Rare bird discovered in Dannevirke
An extremely rare visitor to Dannevirke’s Lower Domain arrived last week in the form of a Nankeen night heron. Its discovery by photographer Steven Bowie was no accident, as Bowie frequently visits the Domain looking for unusual birdlife. Last week he hit the jackpot. “I first noticed it sunning itself on a log on Saturday while walking around the domain with family. “Thinking it was an Australasian bittern, I posted photos on the NZ Bird Photography Facebook page. “Everyone went crazy about it, stating it’s a reminder. “They are native, though not endemic. “There are thought to be about 50 up the Whanganui River but no other established breeding groups. They are a nocturnal heron, so usually feed at night. “This would be a 1 year old, labelled a vagrant (probably driven out of the nest by its parents), and will change colours over the next year. I’ll be looking around for adults over the next few weeks. “Owing to being nocturnal, there is very little known about these birds. “I’ve been contacted by Birds NZ magazine and a number of ornithological groups.
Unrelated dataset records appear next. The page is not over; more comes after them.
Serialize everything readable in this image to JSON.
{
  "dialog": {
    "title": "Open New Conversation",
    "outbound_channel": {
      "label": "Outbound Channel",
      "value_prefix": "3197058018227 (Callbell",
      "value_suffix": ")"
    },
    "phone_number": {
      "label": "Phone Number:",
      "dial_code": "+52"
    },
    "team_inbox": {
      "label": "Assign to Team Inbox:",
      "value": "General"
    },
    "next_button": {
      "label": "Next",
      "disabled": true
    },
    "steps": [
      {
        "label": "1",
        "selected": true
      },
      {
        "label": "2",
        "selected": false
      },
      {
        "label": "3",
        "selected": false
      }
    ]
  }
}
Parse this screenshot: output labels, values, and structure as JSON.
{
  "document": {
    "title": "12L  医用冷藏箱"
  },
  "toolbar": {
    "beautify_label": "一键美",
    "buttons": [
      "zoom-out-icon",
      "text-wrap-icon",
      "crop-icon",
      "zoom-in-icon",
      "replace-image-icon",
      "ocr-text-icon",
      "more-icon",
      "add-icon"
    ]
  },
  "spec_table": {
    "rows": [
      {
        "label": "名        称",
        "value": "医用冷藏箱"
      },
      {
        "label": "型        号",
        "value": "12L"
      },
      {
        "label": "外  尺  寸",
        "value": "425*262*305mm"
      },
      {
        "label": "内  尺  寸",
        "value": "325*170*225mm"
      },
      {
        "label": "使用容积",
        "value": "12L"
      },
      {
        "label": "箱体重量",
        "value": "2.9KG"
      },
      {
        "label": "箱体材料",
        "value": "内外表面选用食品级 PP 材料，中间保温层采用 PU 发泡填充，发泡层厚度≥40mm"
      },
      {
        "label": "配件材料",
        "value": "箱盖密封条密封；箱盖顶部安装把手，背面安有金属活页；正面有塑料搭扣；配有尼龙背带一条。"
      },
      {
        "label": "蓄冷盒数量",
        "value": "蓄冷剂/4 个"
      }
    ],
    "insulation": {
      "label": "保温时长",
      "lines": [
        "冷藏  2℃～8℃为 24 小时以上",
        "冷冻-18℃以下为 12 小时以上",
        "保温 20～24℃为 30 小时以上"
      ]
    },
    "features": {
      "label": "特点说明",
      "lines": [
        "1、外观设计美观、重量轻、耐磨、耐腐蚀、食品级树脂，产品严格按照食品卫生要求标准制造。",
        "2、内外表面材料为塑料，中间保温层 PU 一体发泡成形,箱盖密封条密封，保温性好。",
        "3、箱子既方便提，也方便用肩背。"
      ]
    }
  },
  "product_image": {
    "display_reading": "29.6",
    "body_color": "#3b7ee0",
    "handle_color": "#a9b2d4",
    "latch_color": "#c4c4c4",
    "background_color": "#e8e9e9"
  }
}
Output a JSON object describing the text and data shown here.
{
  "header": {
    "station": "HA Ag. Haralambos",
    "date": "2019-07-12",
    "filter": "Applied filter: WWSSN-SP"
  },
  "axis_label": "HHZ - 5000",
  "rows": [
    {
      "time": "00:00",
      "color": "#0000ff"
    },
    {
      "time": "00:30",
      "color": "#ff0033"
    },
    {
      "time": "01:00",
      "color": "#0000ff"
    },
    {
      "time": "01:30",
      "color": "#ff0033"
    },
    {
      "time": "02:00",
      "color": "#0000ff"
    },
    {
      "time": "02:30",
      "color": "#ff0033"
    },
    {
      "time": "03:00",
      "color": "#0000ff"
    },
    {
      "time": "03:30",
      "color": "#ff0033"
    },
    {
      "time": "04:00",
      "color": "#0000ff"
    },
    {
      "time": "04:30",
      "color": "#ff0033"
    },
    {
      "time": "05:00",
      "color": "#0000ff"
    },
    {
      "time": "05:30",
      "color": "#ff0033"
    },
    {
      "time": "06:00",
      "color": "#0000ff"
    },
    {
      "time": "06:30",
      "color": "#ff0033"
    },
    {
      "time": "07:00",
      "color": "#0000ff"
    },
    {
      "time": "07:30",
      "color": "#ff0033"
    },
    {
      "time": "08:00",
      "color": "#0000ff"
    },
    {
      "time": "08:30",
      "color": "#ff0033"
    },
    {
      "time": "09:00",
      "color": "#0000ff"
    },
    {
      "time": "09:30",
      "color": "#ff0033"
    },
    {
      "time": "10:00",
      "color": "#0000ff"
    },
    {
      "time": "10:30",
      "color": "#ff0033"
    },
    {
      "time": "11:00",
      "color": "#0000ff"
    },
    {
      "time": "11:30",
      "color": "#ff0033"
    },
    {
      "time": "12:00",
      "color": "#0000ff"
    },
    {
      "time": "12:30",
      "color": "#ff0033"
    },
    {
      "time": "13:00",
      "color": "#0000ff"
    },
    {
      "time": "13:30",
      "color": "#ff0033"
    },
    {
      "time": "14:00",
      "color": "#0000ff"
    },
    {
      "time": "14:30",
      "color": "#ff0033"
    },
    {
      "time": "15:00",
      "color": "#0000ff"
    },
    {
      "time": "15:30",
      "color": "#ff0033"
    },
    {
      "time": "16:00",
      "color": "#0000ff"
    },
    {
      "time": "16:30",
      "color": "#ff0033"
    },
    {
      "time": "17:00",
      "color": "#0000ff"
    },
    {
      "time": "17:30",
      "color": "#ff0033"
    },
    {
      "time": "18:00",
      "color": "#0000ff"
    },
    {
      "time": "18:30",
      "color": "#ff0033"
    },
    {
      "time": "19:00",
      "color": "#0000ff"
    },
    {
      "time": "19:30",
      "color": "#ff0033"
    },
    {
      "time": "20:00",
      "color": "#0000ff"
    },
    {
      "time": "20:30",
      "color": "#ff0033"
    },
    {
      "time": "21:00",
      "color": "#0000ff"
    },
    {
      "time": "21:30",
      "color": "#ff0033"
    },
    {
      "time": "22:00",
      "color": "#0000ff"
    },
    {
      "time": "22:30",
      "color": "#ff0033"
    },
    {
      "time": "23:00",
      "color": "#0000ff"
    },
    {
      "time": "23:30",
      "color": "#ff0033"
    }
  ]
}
There’s a lot of interest in this visitor.” Nankeen night herons are resident only along the Whanganui River from around Pipiriki to Whanganui, where it was first noted in the early 1990s and subsequently found breeding. Birds have been recorded from various sites there almost every year since. NZ Birds Online says elsewhere in New Zealand it is rare, recorded on 24 occasions between 1845 and 2013, ranging from the Snares Islands in the south to the Waikato River near Maungatautari and Pakowai, Hawke’s Bay, in the north and east. It may have bred at Blenheim in 1958. Three banded birds released from Wellington Zoo in 1982 were subsequently seen separately at Pakawau, Golden Bay (August 1983), Waiwhetu Stream, Lower Hutt (January 1984), and Warkworth (1984). There is no evidence that these birds or others released near Wellington in 1852 became established or bred. Perhaps it can add Dannevirke to its list?